## Data provided
»»

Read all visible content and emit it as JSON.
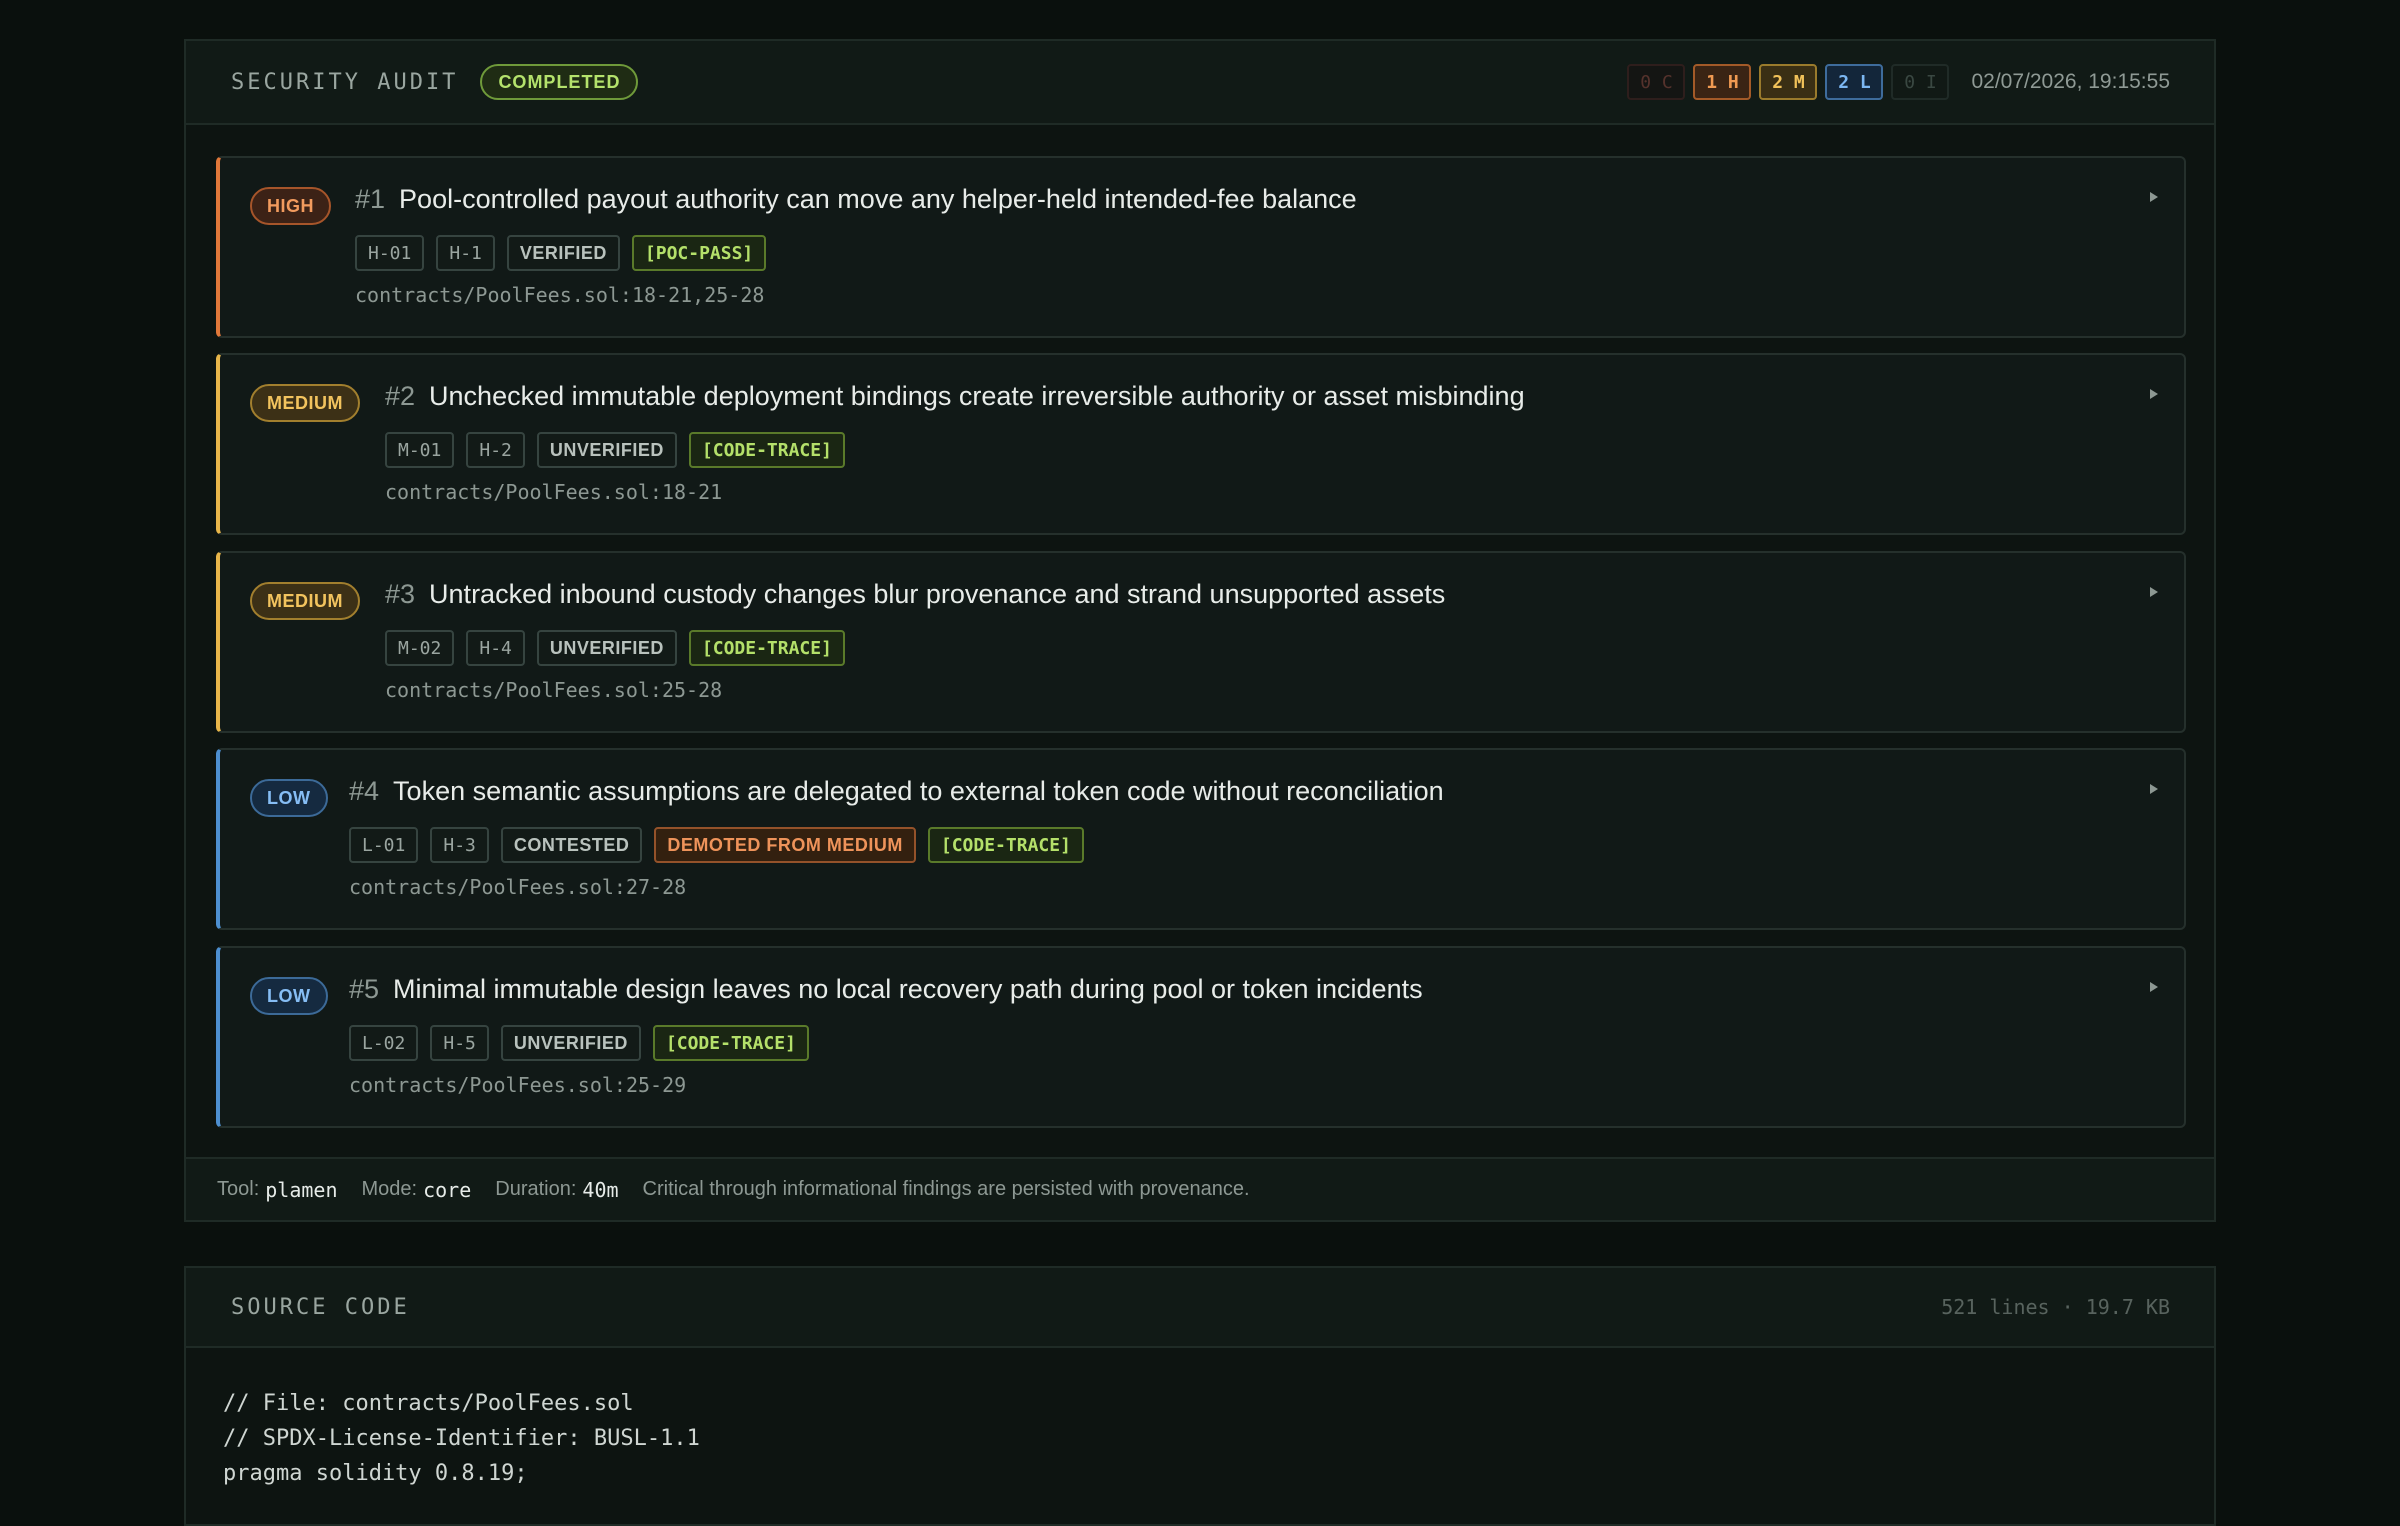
{
  "audit": {
    "title": "SECURITY AUDIT",
    "status": "COMPLETED",
    "counts": [
      {
        "label": "0 C",
        "severity": "critical"
      },
      {
        "label": "1 H",
        "severity": "high"
      },
      {
        "label": "2 M",
        "severity": "medium"
      },
      {
        "label": "2 L",
        "severity": "low"
      },
      {
        "label": "0 I",
        "severity": "informational"
      }
    ],
    "timestamp": "02/07/2026, 19:15:55",
    "findings": [
      {
        "severity": "HIGH",
        "number": "#1",
        "title": "Pool-controlled payout authority can move any helper-held intended-fee balance",
        "tags": [
          "H-01",
          "H-1",
          "VERIFIED",
          "[POC-PASS]"
        ],
        "location": "contracts/PoolFees.sol:18-21,25-28"
      },
      {
        "severity": "MEDIUM",
        "number": "#2",
        "title": "Unchecked immutable deployment bindings create irreversible authority or asset misbinding",
        "tags": [
          "M-01",
          "H-2",
          "UNVERIFIED",
          "[CODE-TRACE]"
        ],
        "location": "contracts/PoolFees.sol:18-21"
      },
      {
        "severity": "MEDIUM",
        "number": "#3",
        "title": "Untracked inbound custody changes blur provenance and strand unsupported assets",
        "tags": [
          "M-02",
          "H-4",
          "UNVERIFIED",
          "[CODE-TRACE]"
        ],
        "location": "contracts/PoolFees.sol:25-28"
      },
      {
        "severity": "LOW",
        "number": "#4",
        "title": "Token semantic assumptions are delegated to external token code without reconciliation",
        "tags": [
          "L-01",
          "H-3",
          "CONTESTED",
          "DEMOTED FROM MEDIUM",
          "[CODE-TRACE]"
        ],
        "location": "contracts/PoolFees.sol:27-28"
      },
      {
        "severity": "LOW",
        "number": "#5",
        "title": "Minimal immutable design leaves no local recovery path during pool or token incidents",
        "tags": [
          "L-02",
          "H-5",
          "UNVERIFIED",
          "[CODE-TRACE]"
        ],
        "location": "contracts/PoolFees.sol:25-29"
      }
    ],
    "footer": {
      "tool_label": "Tool:",
      "tool": "plamen",
      "mode_label": "Mode:",
      "mode": "core",
      "duration_label": "Duration:",
      "duration": "40m",
      "note": "Critical through informational findings are persisted with provenance."
    }
  },
  "source": {
    "title": "SOURCE CODE",
    "meta": "521 lines · 19.7 KB",
    "lines": [
      "// File: contracts/PoolFees.sol",
      "// SPDX-License-Identifier: BUSL-1.1",
      "pragma solidity 0.8.19;"
    ]
  },
  "colors": {
    "background": "#0a100d",
    "high": "#e0783a",
    "medium": "#e8b64a",
    "low": "#4d8fd0",
    "status_green": "#b4e26c"
  },
  "icons": {
    "expand": "expand-arrow-icon"
  }
}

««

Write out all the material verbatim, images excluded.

## Written answer
Read all visible content and emit it as JSON.
{
  "audit": {
    "title": "SECURITY AUDIT",
    "status": "COMPLETED",
    "counts": [
      {
        "label": "0 C",
        "severity": "critical"
      },
      {
        "label": "1 H",
        "severity": "high"
      },
      {
        "label": "2 M",
        "severity": "medium"
      },
      {
        "label": "2 L",
        "severity": "low"
      },
      {
        "label": "0 I",
        "severity": "informational"
      }
    ],
    "timestamp": "02/07/2026, 19:15:55",
    "findings": [
      {
        "severity": "HIGH",
        "number": "#1",
        "title": "Pool-controlled payout authority can move any helper-held intended-fee balance",
        "tags": [
          "H-01",
          "H-1",
          "VERIFIED",
          "[POC-PASS]"
        ],
        "location": "contracts/PoolFees.sol:18-21,25-28"
      },
      {
        "severity": "MEDIUM",
        "number": "#2",
        "title": "Unchecked immutable deployment bindings create irreversible authority or asset misbinding",
        "tags": [
          "M-01",
          "H-2",
          "UNVERIFIED",
          "[CODE-TRACE]"
        ],
        "location": "contracts/PoolFees.sol:18-21"
      },
      {
        "severity": "MEDIUM",
        "number": "#3",
        "title": "Untracked inbound custody changes blur provenance and strand unsupported assets",
        "tags": [
          "M-02",
          "H-4",
          "UNVERIFIED",
          "[CODE-TRACE]"
        ],
        "location": "contracts/PoolFees.sol:25-28"
      },
      {
        "severity": "LOW",
        "number": "#4",
        "title": "Token semantic assumptions are delegated to external token code without reconciliation",
        "tags": [
          "L-01",
          "H-3",
          "CONTESTED",
          "DEMOTED FROM MEDIUM",
          "[CODE-TRACE]"
        ],
        "location": "contracts/PoolFees.sol:27-28"
      },
      {
        "severity": "LOW",
        "number": "#5",
        "title": "Minimal immutable design leaves no local recovery path during pool or token incidents",
        "tags": [
          "L-02",
          "H-5",
          "UNVERIFIED",
          "[CODE-TRACE]"
        ],
        "location": "contracts/PoolFees.sol:25-29"
      }
    ],
    "footer": {
      "tool_label": "Tool:",
      "tool": "plamen",
      "mode_label": "Mode:",
      "mode": "core",
      "duration_label": "Duration:",
      "duration": "40m",
      "note": "Critical through informational findings are persisted with provenance."
    }
  },
  "source": {
    "title": "SOURCE CODE",
    "meta": "521 lines · 19.7 KB",
    "lines": [
      "// File: contracts/PoolFees.sol",
      "// SPDX-License-Identifier: BUSL-1.1",
      "pragma solidity 0.8.19;"
    ]
  },
  "colors": {
    "background": "#0a100d",
    "high": "#e0783a",
    "medium": "#e8b64a",
    "low": "#4d8fd0",
    "status_green": "#b4e26c"
  },
  "icons": {
    "expand": "expand-arrow-icon"
  }
}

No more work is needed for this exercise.